Start of RECORDS SUPPLIED

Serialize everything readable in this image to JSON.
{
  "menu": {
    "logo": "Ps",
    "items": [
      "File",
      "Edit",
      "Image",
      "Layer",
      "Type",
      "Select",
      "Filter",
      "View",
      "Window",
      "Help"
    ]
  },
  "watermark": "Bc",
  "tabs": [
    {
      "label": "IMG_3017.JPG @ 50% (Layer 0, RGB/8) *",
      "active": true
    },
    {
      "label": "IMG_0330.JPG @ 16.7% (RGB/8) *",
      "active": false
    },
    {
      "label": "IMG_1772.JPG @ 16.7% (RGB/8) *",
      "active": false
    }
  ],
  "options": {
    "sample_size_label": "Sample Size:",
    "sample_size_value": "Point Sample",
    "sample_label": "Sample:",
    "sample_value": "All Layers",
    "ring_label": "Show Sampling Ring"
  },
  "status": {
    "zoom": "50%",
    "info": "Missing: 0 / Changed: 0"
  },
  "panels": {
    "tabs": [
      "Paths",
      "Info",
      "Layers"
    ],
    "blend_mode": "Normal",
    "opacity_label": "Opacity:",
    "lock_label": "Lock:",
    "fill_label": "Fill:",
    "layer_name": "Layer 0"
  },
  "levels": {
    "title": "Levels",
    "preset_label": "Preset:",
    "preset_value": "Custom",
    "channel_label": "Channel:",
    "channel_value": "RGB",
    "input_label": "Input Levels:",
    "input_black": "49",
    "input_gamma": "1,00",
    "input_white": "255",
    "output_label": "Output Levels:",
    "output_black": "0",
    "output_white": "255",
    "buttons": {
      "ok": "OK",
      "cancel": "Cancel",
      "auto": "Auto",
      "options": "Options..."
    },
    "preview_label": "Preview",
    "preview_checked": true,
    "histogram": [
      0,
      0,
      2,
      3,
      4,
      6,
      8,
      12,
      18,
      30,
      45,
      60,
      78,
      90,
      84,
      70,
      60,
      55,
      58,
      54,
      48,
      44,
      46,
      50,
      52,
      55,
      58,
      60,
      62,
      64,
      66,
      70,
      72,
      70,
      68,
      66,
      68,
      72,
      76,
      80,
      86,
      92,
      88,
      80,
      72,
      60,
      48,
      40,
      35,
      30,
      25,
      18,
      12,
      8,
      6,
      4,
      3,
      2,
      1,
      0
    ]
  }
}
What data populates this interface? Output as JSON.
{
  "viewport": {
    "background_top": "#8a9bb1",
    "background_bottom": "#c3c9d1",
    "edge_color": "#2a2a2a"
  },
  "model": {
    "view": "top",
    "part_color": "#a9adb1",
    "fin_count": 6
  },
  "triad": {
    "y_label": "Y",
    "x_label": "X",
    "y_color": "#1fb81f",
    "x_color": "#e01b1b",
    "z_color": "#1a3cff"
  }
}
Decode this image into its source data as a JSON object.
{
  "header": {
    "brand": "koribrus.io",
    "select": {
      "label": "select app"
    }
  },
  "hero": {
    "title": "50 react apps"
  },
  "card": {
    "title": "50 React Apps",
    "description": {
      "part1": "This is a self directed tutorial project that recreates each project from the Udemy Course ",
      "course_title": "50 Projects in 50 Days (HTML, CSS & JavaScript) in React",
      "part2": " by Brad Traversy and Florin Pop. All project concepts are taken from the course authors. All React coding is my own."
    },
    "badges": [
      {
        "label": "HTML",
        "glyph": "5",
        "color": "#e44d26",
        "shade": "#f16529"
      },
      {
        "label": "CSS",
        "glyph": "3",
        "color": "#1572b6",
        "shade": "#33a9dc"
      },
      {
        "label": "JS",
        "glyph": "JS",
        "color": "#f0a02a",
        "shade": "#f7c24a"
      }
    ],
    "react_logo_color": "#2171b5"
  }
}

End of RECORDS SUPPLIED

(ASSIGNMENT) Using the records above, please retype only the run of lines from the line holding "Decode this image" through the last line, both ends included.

(YOUR SOLUTION)
Decode this image into its source data as a JSON object.
{
  "header": {
    "brand": "koribrus.io",
    "select": {
      "label": "select app"
    }
  },
  "hero": {
    "title": "50 react apps"
  },
  "card": {
    "title": "50 React Apps",
    "description": {
      "part1": "This is a self directed tutorial project that recreates each project from the Udemy Course ",
      "course_title": "50 Projects in 50 Days (HTML, CSS & JavaScript) in React",
      "part2": " by Brad Traversy and Florin Pop. All project concepts are taken from the course authors. All React coding is my own."
    },
    "badges": [
      {
        "label": "HTML",
        "glyph": "5",
        "color": "#e44d26",
        "shade": "#f16529"
      },
      {
        "label": "CSS",
        "glyph": "3",
        "color": "#1572b6",
        "shade": "#33a9dc"
      },
      {
        "label": "JS",
        "glyph": "JS",
        "color": "#f0a02a",
        "shade": "#f7c24a"
      }
    ],
    "react_logo_color": "#2171b5"
  }
}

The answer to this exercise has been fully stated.